● **SUPPLIED MATERIAL**
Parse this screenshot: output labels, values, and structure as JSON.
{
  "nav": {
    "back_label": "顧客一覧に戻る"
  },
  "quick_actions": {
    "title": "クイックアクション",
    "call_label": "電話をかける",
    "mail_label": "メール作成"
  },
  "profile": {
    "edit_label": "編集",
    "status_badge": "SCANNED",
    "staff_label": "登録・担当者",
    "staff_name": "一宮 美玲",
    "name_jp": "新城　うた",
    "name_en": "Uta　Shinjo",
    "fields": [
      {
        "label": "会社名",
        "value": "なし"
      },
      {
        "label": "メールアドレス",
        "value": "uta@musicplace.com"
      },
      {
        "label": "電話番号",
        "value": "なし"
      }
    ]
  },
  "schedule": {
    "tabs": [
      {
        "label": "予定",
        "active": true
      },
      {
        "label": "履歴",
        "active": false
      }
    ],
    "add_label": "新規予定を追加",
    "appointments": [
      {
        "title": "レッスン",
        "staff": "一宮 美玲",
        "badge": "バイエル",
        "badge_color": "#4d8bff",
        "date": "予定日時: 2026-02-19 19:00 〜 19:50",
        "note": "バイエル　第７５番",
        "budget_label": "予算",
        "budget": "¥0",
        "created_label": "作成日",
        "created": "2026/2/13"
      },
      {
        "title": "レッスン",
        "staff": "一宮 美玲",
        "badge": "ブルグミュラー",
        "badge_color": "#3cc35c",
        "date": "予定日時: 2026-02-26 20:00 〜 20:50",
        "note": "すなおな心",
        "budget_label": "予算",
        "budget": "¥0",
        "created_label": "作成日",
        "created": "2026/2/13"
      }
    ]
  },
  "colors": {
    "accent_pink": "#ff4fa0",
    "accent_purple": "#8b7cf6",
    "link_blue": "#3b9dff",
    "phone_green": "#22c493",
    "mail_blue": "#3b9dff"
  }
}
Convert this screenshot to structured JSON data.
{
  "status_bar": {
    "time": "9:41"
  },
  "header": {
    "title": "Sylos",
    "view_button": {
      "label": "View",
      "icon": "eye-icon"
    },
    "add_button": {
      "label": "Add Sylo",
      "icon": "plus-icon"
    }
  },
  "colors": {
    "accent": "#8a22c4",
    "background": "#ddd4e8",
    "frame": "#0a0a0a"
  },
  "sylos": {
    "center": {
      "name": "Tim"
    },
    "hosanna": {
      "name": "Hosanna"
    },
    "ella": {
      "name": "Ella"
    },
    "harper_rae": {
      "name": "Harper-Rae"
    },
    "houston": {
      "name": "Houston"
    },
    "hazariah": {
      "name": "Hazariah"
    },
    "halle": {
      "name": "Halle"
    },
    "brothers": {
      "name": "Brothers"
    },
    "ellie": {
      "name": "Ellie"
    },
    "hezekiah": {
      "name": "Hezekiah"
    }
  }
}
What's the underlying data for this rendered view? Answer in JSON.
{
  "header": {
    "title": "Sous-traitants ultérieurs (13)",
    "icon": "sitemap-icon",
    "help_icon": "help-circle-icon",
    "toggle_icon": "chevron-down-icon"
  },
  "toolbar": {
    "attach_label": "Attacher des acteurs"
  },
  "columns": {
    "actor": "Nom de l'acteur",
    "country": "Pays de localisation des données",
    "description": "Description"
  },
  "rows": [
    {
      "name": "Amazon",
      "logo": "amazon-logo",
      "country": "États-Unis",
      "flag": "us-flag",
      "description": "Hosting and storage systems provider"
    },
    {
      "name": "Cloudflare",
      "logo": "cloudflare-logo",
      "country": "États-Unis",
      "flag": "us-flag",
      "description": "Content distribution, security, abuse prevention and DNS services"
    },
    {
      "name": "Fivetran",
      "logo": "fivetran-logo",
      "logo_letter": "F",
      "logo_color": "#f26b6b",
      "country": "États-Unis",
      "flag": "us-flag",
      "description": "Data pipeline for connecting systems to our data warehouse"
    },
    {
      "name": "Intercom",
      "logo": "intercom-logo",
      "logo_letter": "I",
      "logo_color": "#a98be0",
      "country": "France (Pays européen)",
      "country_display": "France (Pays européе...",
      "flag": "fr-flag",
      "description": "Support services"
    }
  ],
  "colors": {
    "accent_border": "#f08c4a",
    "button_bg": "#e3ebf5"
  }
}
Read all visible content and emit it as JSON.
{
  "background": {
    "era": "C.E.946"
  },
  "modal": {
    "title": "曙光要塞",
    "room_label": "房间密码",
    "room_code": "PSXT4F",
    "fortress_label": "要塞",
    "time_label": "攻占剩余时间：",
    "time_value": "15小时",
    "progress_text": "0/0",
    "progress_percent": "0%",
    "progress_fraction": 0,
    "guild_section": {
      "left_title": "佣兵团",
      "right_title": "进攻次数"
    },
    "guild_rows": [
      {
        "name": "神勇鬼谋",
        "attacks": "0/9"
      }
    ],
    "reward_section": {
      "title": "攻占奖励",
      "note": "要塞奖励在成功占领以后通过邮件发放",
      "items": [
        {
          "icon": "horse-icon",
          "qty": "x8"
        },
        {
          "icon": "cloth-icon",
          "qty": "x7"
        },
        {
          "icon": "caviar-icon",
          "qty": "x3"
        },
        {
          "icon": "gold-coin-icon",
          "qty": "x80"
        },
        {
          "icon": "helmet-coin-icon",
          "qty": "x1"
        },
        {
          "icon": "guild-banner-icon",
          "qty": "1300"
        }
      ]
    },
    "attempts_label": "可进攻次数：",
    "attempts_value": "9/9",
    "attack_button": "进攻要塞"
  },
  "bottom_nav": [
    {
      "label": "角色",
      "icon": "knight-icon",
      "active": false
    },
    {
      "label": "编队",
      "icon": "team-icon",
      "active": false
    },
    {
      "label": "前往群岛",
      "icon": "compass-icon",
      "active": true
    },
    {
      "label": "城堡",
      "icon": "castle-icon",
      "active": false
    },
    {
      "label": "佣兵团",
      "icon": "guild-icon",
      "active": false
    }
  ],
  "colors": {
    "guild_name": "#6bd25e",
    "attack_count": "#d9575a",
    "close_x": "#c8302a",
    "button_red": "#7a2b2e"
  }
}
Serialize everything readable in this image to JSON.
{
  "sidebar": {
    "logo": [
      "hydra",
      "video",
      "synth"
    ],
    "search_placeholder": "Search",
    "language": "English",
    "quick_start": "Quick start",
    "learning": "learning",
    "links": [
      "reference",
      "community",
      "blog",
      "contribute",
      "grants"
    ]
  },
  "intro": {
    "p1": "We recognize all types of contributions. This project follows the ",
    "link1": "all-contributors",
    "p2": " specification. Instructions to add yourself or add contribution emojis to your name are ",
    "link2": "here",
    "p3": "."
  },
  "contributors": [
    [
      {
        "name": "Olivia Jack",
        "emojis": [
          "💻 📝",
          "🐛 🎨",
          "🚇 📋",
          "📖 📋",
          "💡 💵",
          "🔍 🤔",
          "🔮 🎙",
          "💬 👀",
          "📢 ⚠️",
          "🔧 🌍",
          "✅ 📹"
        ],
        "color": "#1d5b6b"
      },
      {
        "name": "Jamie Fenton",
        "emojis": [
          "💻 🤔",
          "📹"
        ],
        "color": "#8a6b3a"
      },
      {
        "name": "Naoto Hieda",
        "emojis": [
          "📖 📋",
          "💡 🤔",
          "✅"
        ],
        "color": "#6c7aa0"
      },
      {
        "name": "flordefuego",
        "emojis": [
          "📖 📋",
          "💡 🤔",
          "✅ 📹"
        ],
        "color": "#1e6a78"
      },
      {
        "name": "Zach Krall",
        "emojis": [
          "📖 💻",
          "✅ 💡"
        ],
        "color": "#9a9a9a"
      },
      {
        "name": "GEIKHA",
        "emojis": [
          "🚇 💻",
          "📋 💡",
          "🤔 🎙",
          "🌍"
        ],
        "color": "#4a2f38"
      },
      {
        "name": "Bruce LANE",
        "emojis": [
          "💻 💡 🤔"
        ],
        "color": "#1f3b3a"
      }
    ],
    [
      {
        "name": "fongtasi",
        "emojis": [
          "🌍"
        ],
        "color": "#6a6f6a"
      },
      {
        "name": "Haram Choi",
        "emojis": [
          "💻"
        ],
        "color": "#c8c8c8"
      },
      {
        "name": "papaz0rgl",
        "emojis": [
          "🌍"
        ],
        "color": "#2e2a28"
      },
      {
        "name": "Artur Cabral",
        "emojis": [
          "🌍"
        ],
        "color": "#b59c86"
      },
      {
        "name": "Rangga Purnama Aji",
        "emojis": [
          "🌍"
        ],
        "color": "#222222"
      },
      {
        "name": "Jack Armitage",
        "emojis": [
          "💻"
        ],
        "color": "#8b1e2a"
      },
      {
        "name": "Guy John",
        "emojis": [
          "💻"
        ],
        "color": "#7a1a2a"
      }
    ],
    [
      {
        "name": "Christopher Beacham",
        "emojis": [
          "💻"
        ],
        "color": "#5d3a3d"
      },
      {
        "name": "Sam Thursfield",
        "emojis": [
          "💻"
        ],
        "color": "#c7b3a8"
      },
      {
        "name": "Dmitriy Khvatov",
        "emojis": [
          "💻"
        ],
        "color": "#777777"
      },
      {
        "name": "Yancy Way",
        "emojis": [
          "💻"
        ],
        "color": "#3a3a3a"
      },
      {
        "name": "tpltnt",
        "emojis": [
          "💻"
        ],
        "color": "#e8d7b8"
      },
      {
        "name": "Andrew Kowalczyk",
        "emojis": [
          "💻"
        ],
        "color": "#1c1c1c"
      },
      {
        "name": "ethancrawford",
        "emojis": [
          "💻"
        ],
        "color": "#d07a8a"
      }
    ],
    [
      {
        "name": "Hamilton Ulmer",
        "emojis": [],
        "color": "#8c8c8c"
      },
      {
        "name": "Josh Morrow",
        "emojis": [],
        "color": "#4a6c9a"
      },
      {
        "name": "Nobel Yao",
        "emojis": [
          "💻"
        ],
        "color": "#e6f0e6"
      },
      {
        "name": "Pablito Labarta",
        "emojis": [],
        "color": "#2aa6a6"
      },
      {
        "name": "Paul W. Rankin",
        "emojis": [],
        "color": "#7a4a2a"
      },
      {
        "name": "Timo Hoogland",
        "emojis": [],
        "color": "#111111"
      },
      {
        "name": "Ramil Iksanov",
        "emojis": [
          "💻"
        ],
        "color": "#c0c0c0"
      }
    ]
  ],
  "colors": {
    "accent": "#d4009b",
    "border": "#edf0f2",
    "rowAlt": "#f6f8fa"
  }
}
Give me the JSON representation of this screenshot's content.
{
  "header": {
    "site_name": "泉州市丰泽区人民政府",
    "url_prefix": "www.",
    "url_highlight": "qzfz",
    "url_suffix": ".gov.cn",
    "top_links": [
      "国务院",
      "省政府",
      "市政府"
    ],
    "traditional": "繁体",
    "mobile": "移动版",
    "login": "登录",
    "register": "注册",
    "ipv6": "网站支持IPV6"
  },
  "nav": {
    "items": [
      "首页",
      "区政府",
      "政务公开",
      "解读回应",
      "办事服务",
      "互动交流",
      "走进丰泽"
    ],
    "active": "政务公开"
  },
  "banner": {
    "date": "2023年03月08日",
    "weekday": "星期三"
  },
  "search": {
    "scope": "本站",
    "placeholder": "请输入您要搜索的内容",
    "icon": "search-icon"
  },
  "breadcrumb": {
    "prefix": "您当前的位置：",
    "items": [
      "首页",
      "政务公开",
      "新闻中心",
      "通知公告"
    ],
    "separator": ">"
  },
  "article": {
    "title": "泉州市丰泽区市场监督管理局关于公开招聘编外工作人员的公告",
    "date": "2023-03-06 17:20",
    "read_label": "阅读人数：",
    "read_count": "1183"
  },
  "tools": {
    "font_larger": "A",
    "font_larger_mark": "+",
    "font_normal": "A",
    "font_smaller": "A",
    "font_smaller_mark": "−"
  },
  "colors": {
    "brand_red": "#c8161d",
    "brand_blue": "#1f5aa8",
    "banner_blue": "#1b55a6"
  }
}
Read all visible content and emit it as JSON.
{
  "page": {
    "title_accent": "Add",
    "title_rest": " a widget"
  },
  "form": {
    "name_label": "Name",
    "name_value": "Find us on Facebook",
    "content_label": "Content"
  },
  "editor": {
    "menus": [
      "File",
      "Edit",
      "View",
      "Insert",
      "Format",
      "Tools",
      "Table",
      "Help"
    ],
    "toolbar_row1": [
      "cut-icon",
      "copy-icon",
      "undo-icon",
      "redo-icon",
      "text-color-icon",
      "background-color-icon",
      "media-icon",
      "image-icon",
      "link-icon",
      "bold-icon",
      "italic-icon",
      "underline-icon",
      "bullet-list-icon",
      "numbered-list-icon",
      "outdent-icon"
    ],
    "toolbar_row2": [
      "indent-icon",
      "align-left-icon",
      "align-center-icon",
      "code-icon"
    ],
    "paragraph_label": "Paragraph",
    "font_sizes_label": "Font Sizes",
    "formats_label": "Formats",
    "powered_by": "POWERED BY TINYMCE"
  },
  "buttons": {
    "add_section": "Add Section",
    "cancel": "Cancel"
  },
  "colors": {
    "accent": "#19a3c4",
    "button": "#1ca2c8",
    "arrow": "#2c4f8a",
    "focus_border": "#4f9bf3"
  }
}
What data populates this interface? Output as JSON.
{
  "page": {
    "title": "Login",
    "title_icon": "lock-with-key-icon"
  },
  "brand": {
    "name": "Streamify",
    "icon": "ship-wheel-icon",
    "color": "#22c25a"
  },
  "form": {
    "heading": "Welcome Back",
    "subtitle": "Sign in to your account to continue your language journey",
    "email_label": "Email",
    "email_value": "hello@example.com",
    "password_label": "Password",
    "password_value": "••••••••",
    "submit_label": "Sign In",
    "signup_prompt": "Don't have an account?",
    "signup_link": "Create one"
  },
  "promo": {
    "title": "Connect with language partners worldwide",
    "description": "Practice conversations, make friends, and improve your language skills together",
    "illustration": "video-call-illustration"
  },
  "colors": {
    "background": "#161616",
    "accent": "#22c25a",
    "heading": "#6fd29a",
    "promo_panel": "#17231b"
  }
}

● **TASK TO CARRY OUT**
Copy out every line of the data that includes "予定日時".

● **REPLY TO THE TASK**
        "date": "予定日時: 2026-02-19 19:00 〜 19:50",
        "date": "予定日時: 2026-02-26 20:00 〜 20:50",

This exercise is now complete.